  • Before applying for probate, you have to swear an oath stating the value of the estate, so you may need specialist advice on how to calculate this. There are a number of factors to be considered here, such as the amount of gifts in the previous seven years. 

What about inheritance tax calculations?

If an estate is worth over £325,000 (the nil rate band ‘NRB’) then inheritance tax (IHT) is payable at 40% (of the amount over the NRB). 

As this amount includes your property, and with property prices rising considerably at the moment, it is easy to see why so many estates are liable for IHT. 

There are a number of tax reliefs and exemptions available, such as charitable legacies, business assets and main residences. The rules are complex, and it is important that the IHT is calculated correctly (and paid correctly), as otherwise, the executor will be personally liable for the shortfall. 

IHT has to be paid early, which can create a cash-flow problem (which is the executor’s legal responsibility to pay). 

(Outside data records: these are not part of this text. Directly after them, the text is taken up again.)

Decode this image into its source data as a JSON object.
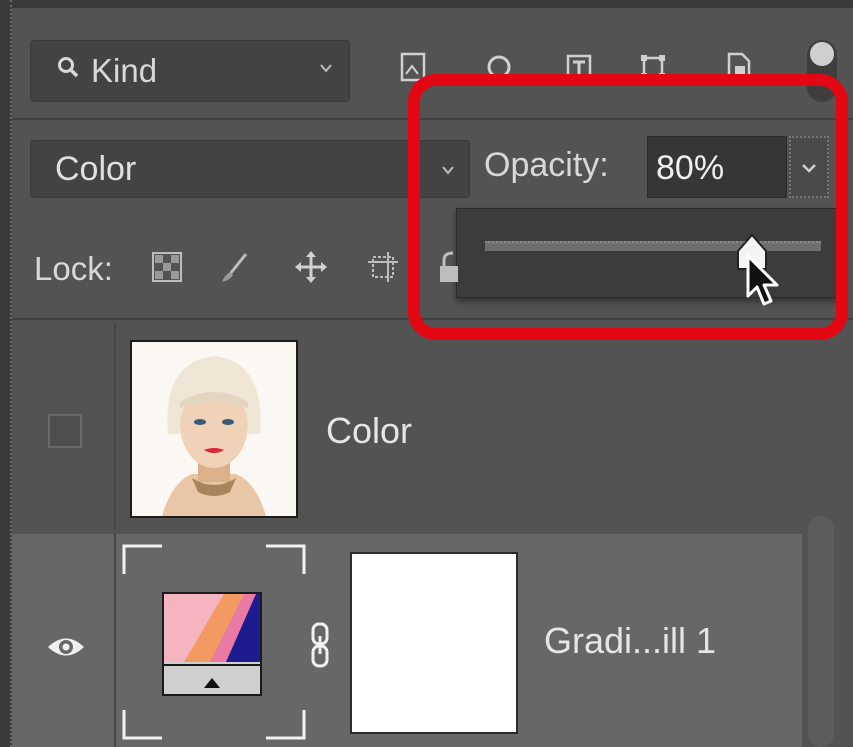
{
  "filter": {
    "label": "Kind"
  },
  "blend_mode": {
    "value": "Color"
  },
  "opacity": {
    "label": "Opacity:",
    "value": "80%",
    "level_percent": 80
  },
  "lock": {
    "label": "Lock:"
  },
  "layers": [
    {
      "name": "Color",
      "visible": false,
      "thumbnail": "portrait-photo"
    },
    {
      "name": "Gradi...ill 1",
      "visible": true,
      "thumbnail": "gradient-fill-icon",
      "has_mask": true,
      "selected": true
    }
  ],
  "colors": {
    "highlight": "#e30613",
    "panel_bg": "#535353",
    "selected_row": "#676767"
  }
}
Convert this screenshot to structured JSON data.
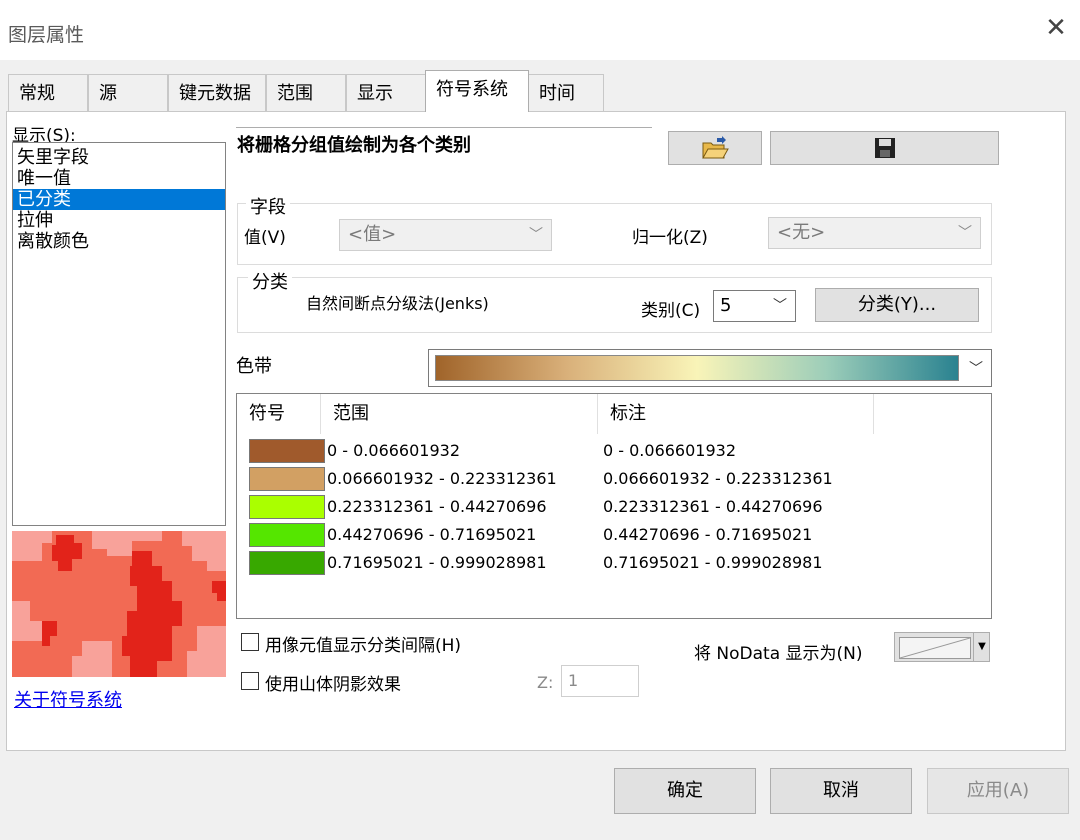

There may also be other tax implications to consider, such as if the deceased made any lifetime gifts or if there is any income tax payable. 

What about an unexpected claim?

These days, with the increase of extended families, there is always the chance of an unknown beneficiary coming forward. 

Imagine you deal with the estate yourself, pay all the beneficiaries and everything else you need to do, and then someone makes a formal claim against the estate to say they are entitled to a share. 

You as the executor would be personally liable to pay their claim, if their claim succeeded. 

It is recommended that an executor should publicly notify creditors of the death, through appropriate newspaper adverts. This is not a legal requirement but does provide security in the event of a claim. 

Is it possible to do probate yourself? 

Yes, it is possible to do probate yourself - but it makes sense to invest in seeking advice from a professional as otherwise you risk making costly mistakes.

A professional person (like those in our team at Wills.Services), is backed by professional indemnity insurance, and so does not have personal liability for any mistakes or unforeseen circumstances that could arise. 

You will then be reassured that the estate is being dealt with properly and in accordance with the law, meaning that you have peace of mind at an upsetting time for your family. 

We can talk you through the probate process, and give you any aspects of probate advice here at Wills.Services. Contact us to find out more

How do I do probate myself? 

Check out our Step-by-Step guide to probate here.  

Is it cheaper to do probate myself? How much does probate cost?

It is of course cheaper to do probate yourself - however, you could end up paying significantly more later on if you make any mistakes! 

Probate fees vary, depending on whether you use a professional service and where you live, for example. 

The main cost of administering probate is the application fee, which is £215 currently in England and Wales (but £155 if you apply through a Solicitor). 

The fees in Northern Ireland are £261, and £200 in Scotland

For estates worth less than £5,000 in England, Wales and Scotland, the fees are waived (this is £10,000 in Northern Ireland). 

You would be required to obtain a number of copies of the grant of probate, at £1.50 each

The death certificate is £11 per copy in England and Wales, £10 in Scotland and £8 in Northern Ireland. It is likely you would need multiple copies, as businesses may require a copy when you contact them in connection with the estate.  

If you decide to use a professional probate service such as Wills.Services, you would need to factor in the cost of their bill as well. 

Who can help me with probate? 

Contact us at Wills.Services today to speak to a friendly professional for help with probate. 

We can provide you with no obligation probate advice, and offer extremely competitive probate fees

We also offer a professional online will writing service, so we can help you with all aspects of probate and will writing. 

Enquire about our Probate services

Related: